(Stored records)

· · ·

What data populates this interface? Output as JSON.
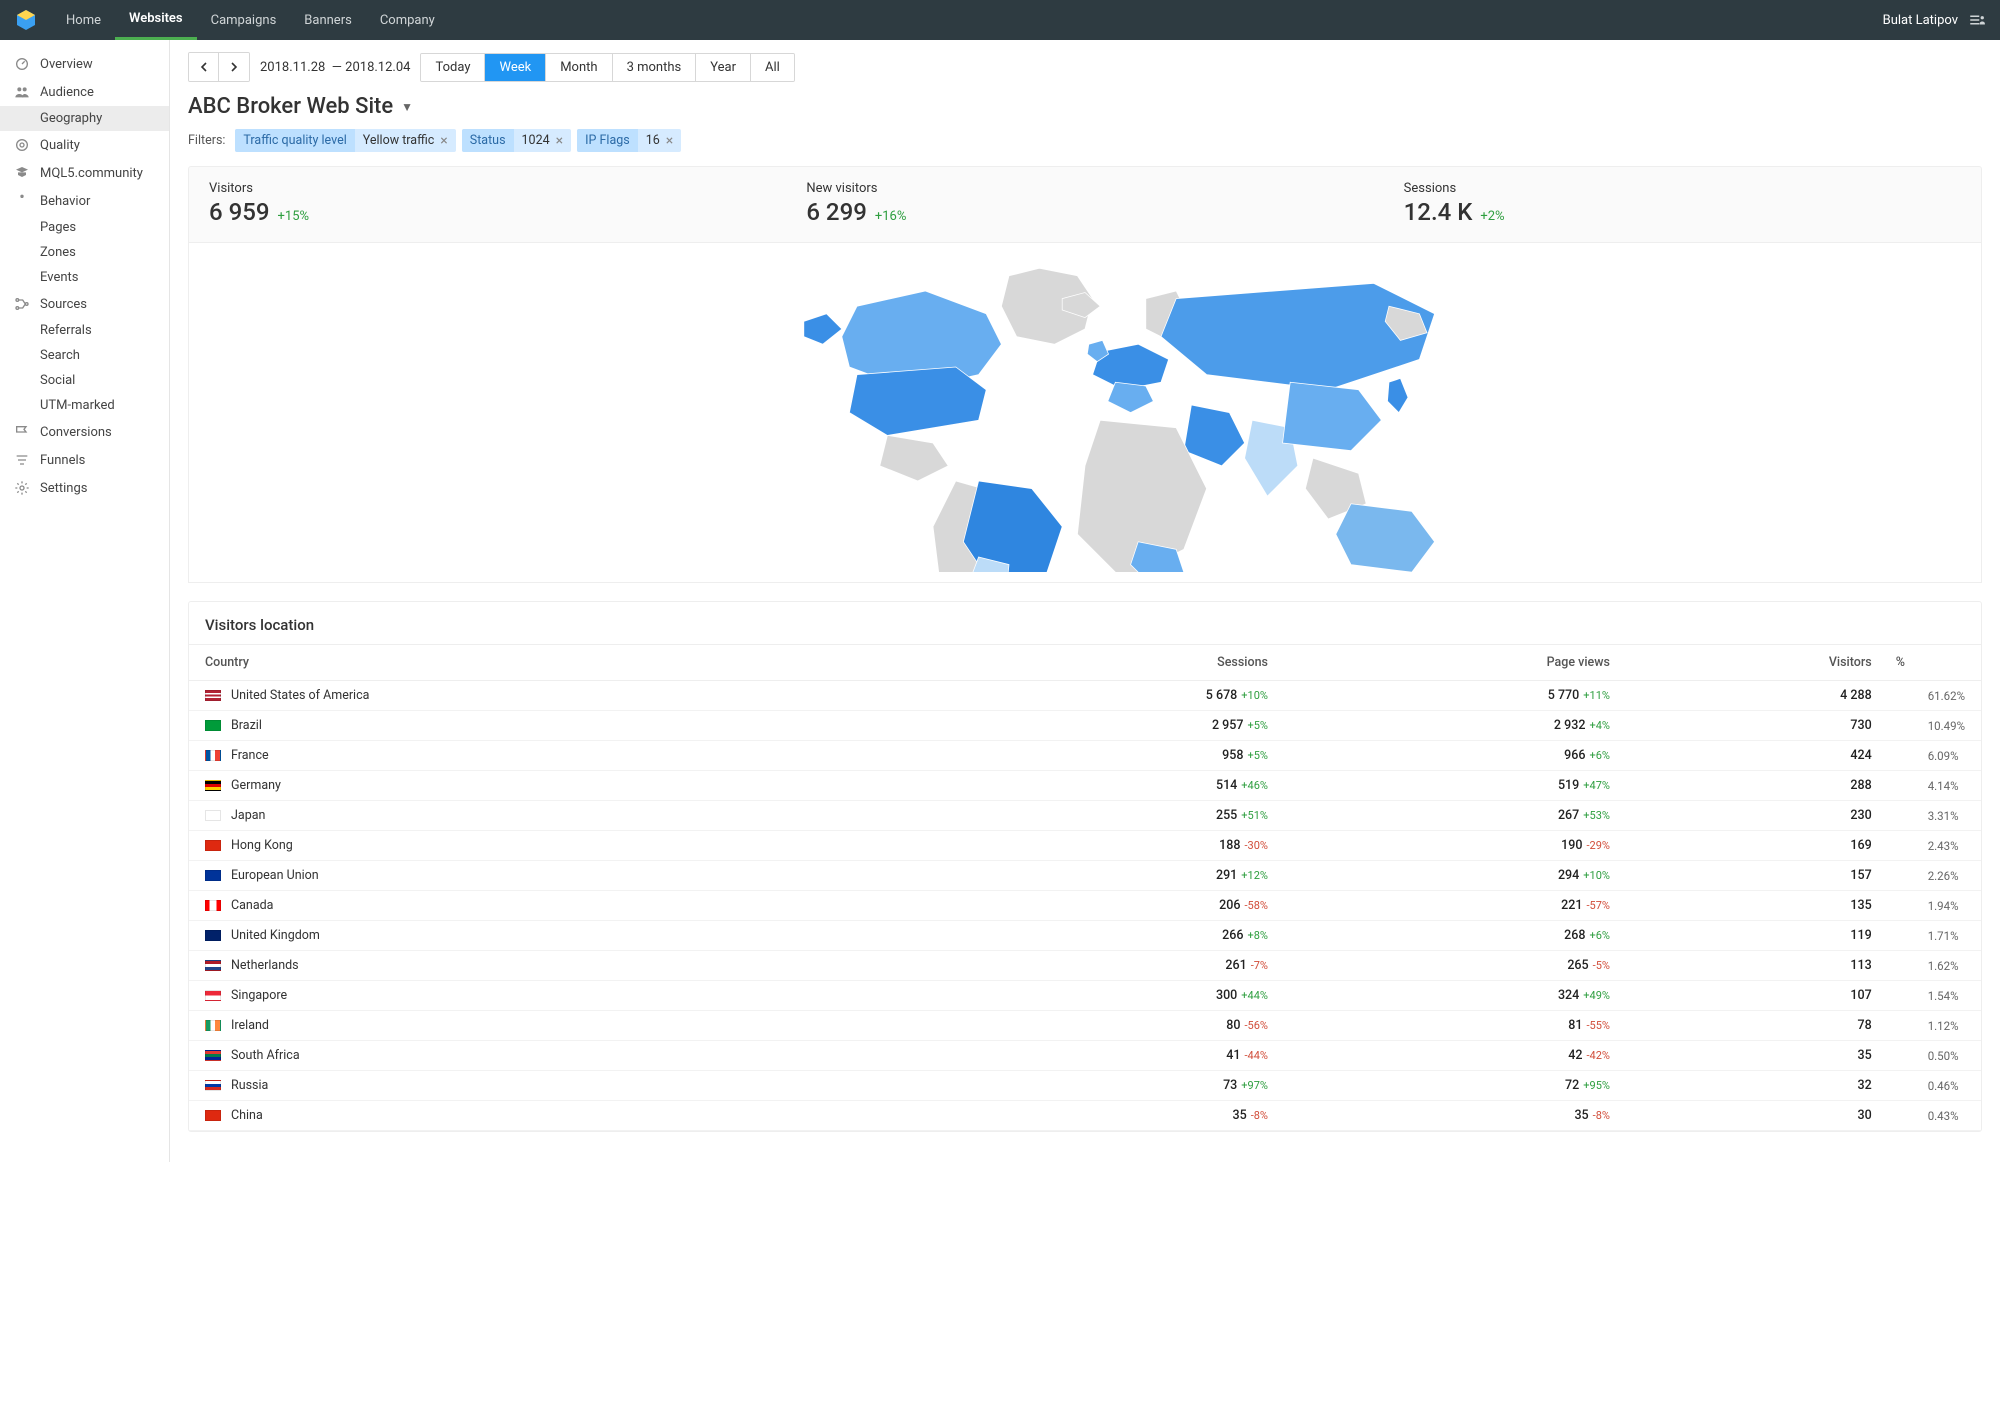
{
  "nav": {
    "items": [
      "Home",
      "Websites",
      "Campaigns",
      "Banners",
      "Company"
    ],
    "active": 1,
    "user": "Bulat Latipov"
  },
  "sidebar": {
    "items": [
      {
        "label": "Overview",
        "icon": "overview"
      },
      {
        "label": "Audience",
        "icon": "audience",
        "subs": [
          {
            "label": "Geography",
            "active": true
          }
        ]
      },
      {
        "label": "Quality",
        "icon": "quality"
      },
      {
        "label": "MQL5.community",
        "icon": "community"
      },
      {
        "label": "Behavior",
        "icon": "behavior",
        "subs": [
          {
            "label": "Pages"
          },
          {
            "label": "Zones"
          },
          {
            "label": "Events"
          }
        ]
      },
      {
        "label": "Sources",
        "icon": "sources",
        "subs": [
          {
            "label": "Referrals"
          },
          {
            "label": "Search"
          },
          {
            "label": "Social"
          },
          {
            "label": "UTM-marked"
          }
        ]
      },
      {
        "label": "Conversions",
        "icon": "conversions"
      },
      {
        "label": "Funnels",
        "icon": "funnels"
      },
      {
        "label": "Settings",
        "icon": "settings"
      }
    ]
  },
  "toolbar": {
    "date_from": "2018.11.28",
    "date_to": "2018.12.04",
    "separator": "—",
    "ranges": [
      "Today",
      "Week",
      "Month",
      "3 months",
      "Year",
      "All"
    ],
    "active_range": 1
  },
  "page": {
    "title": "ABC Broker Web Site"
  },
  "filters": {
    "label": "Filters:",
    "chips": [
      {
        "key": "Traffic quality level",
        "val": "Yellow traffic",
        "closable": true
      },
      {
        "key": "Status",
        "val": "1024",
        "closable": true
      },
      {
        "key": "IP Flags",
        "val": "16",
        "closable": true
      }
    ]
  },
  "stats": [
    {
      "label": "Visitors",
      "value": "6 959",
      "delta": "+15%",
      "dir": "pos"
    },
    {
      "label": "New visitors",
      "value": "6 299",
      "delta": "+16%",
      "dir": "pos"
    },
    {
      "label": "Sessions",
      "value": "12.4 K",
      "delta": "+2%",
      "dir": "pos"
    }
  ],
  "table": {
    "title": "Visitors location",
    "columns": [
      "Country",
      "Sessions",
      "Page views",
      "Visitors",
      "%"
    ],
    "rows": [
      {
        "flag": "us",
        "country": "United States of America",
        "sessions": "5 678",
        "sessions_d": "+10%",
        "sd": "pos",
        "views": "5 770",
        "views_d": "+11%",
        "vd": "pos",
        "visitors": "4 288",
        "pct": "61.62%",
        "bar": 61.62
      },
      {
        "flag": "br",
        "country": "Brazil",
        "sessions": "2 957",
        "sessions_d": "+5%",
        "sd": "pos",
        "views": "2 932",
        "views_d": "+4%",
        "vd": "pos",
        "visitors": "730",
        "pct": "10.49%",
        "bar": 10.49
      },
      {
        "flag": "fr",
        "country": "France",
        "sessions": "958",
        "sessions_d": "+5%",
        "sd": "pos",
        "views": "966",
        "views_d": "+6%",
        "vd": "pos",
        "visitors": "424",
        "pct": "6.09%",
        "bar": 6.09
      },
      {
        "flag": "de",
        "country": "Germany",
        "sessions": "514",
        "sessions_d": "+46%",
        "sd": "pos",
        "views": "519",
        "views_d": "+47%",
        "vd": "pos",
        "visitors": "288",
        "pct": "4.14%",
        "bar": 4.14
      },
      {
        "flag": "jp",
        "country": "Japan",
        "sessions": "255",
        "sessions_d": "+51%",
        "sd": "pos",
        "views": "267",
        "views_d": "+53%",
        "vd": "pos",
        "visitors": "230",
        "pct": "3.31%",
        "bar": 3.31
      },
      {
        "flag": "hk",
        "country": "Hong Kong",
        "sessions": "188",
        "sessions_d": "-30%",
        "sd": "neg",
        "views": "190",
        "views_d": "-29%",
        "vd": "neg",
        "visitors": "169",
        "pct": "2.43%",
        "bar": 2.43
      },
      {
        "flag": "eu",
        "country": "European Union",
        "sessions": "291",
        "sessions_d": "+12%",
        "sd": "pos",
        "views": "294",
        "views_d": "+10%",
        "vd": "pos",
        "visitors": "157",
        "pct": "2.26%",
        "bar": 2.26
      },
      {
        "flag": "ca",
        "country": "Canada",
        "sessions": "206",
        "sessions_d": "-58%",
        "sd": "neg",
        "views": "221",
        "views_d": "-57%",
        "vd": "neg",
        "visitors": "135",
        "pct": "1.94%",
        "bar": 1.94
      },
      {
        "flag": "gb",
        "country": "United Kingdom",
        "sessions": "266",
        "sessions_d": "+8%",
        "sd": "pos",
        "views": "268",
        "views_d": "+6%",
        "vd": "pos",
        "visitors": "119",
        "pct": "1.71%",
        "bar": 1.71
      },
      {
        "flag": "nl",
        "country": "Netherlands",
        "sessions": "261",
        "sessions_d": "-7%",
        "sd": "neg",
        "views": "265",
        "views_d": "-5%",
        "vd": "neg",
        "visitors": "113",
        "pct": "1.62%",
        "bar": 1.62
      },
      {
        "flag": "sg",
        "country": "Singapore",
        "sessions": "300",
        "sessions_d": "+44%",
        "sd": "pos",
        "views": "324",
        "views_d": "+49%",
        "vd": "pos",
        "visitors": "107",
        "pct": "1.54%",
        "bar": 1.54
      },
      {
        "flag": "ie",
        "country": "Ireland",
        "sessions": "80",
        "sessions_d": "-56%",
        "sd": "neg",
        "views": "81",
        "views_d": "-55%",
        "vd": "neg",
        "visitors": "78",
        "pct": "1.12%",
        "bar": 1.12
      },
      {
        "flag": "za",
        "country": "South Africa",
        "sessions": "41",
        "sessions_d": "-44%",
        "sd": "neg",
        "views": "42",
        "views_d": "-42%",
        "vd": "neg",
        "visitors": "35",
        "pct": "0.50%",
        "bar": 0.5
      },
      {
        "flag": "ru",
        "country": "Russia",
        "sessions": "73",
        "sessions_d": "+97%",
        "sd": "pos",
        "views": "72",
        "views_d": "+95%",
        "vd": "pos",
        "visitors": "32",
        "pct": "0.46%",
        "bar": 0.46
      },
      {
        "flag": "cn",
        "country": "China",
        "sessions": "35",
        "sessions_d": "-8%",
        "sd": "neg",
        "views": "35",
        "views_d": "-8%",
        "vd": "neg",
        "visitors": "30",
        "pct": "0.43%",
        "bar": 0.43
      }
    ]
  },
  "flags": {
    "us": "background:linear-gradient(#b22234 0 20%,#fff 20% 40%,#b22234 40% 60%,#fff 60% 80%,#b22234 80% 100%);position:relative;",
    "br": "background:#009b3a;",
    "fr": "background:linear-gradient(90deg,#0055a4 0 33%,#fff 33% 66%,#ef4135 66% 100%);",
    "de": "background:linear-gradient(#000 0 33%,#dd0000 33% 66%,#ffce00 66% 100%);",
    "jp": "background:#fff;",
    "hk": "background:#de2910;",
    "eu": "background:#003399;",
    "ca": "background:linear-gradient(90deg,#ff0000 0 25%,#fff 25% 75%,#ff0000 75% 100%);",
    "gb": "background:#012169;",
    "nl": "background:linear-gradient(#ae1c28 0 33%,#fff 33% 66%,#21468b 66% 100%);",
    "sg": "background:linear-gradient(#ed2939 0 50%,#fff 50% 100%);",
    "ie": "background:linear-gradient(90deg,#169b62 0 33%,#fff 33% 66%,#ff883e 66% 100%);",
    "za": "background:linear-gradient(#de3831 0 33%,#007a4d 33% 66%,#002395 66% 100%);",
    "ru": "background:linear-gradient(#fff 0 33%,#0039a6 33% 66%,#d52b1e 66% 100%);",
    "cn": "background:#de2910;"
  }
}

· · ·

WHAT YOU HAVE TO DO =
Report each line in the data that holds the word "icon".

SOLUTION FOR THIS TASK =
        "icon": "overview"
        "icon": "audience",
        "icon": "quality"
        "icon": "community"
        "icon": "behavior",
        "icon": "sources",
        "icon": "conversions"
        "icon": "funnels"
        "icon": "settings"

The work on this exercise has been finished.